>> The ongoing global cyber attack may have some North Korean fingerprints. The WannaCry ransomware worms spread like wildfire beginning last week, locking down computers unless you pay attackers to get back your data. But on Monday, leading cyber security researchers say they've found some familiar code in the virus seen in the alleged attacks by a Lazarus group, believed to be a North Korean run hacking operation.
It's the best clue, so far, as to where the worm may have come from. Reuters' Jeremy Wagstaff reports on what we know about the shadowy figures.>> They may not be North Korean. They may not be based in North Korea. But there is evidence according to these researchers of links between this group and the North Korean regime.

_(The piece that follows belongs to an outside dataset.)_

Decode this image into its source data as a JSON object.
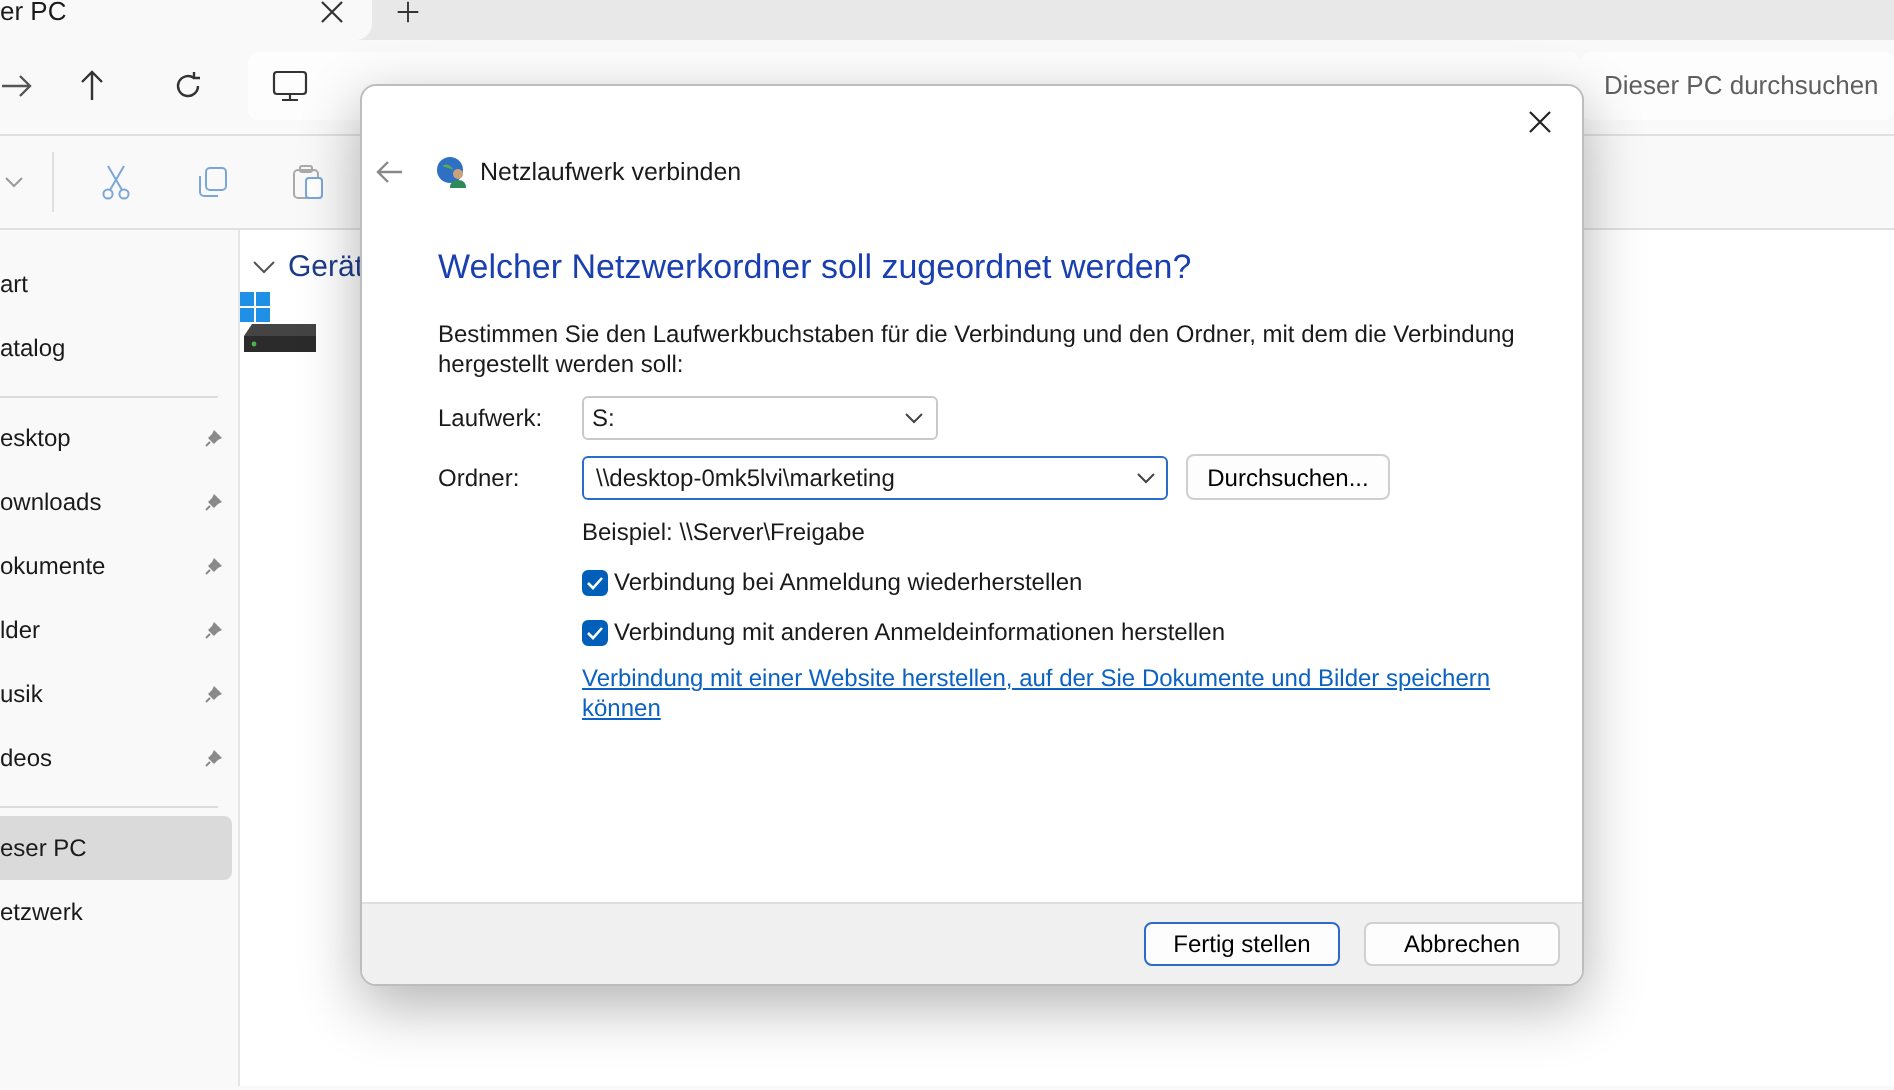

What do they do for North Korea? Well, they allegedly have been behind a number of attacks. They've been behind the attack on Sony Pictures when a movie was stolen and large amounts of data was stolen. They're also believed by some to be behind the SWIFT attacks, Bank Bangladesh and others, where about 80 million dollars was stolen via the SWIFT messaging system.
>> At its peak last week, the virus hit 9,000 computers per hour. Experts were impressed at how fast it surged around the globe, but the motive behind WannaCry is still unclear, especially since it hasn't made much money.>> They've probably made about $60,000 so far in terms of people paying up to have that data decrypted.
That sounds like a lot of money but it's not. Usually ransomware attackers will be talking in millions, maybe tens of millions of dollars for a successful attack. The other thing is that although the malware spread virulently throughout the world, we're not seeing evidence of stock exchanges, utilities, companies, governments, collapsing under the weight of this infection.
>> Microsoft says the attack made use of a hacking tool built by America's NSA that leaked online last month. That's poured fuel on the political fire. On Monday, President Trump's Homeland Security Chief tried to distant the agency from blame saying the tool was never meant to hold data ransom.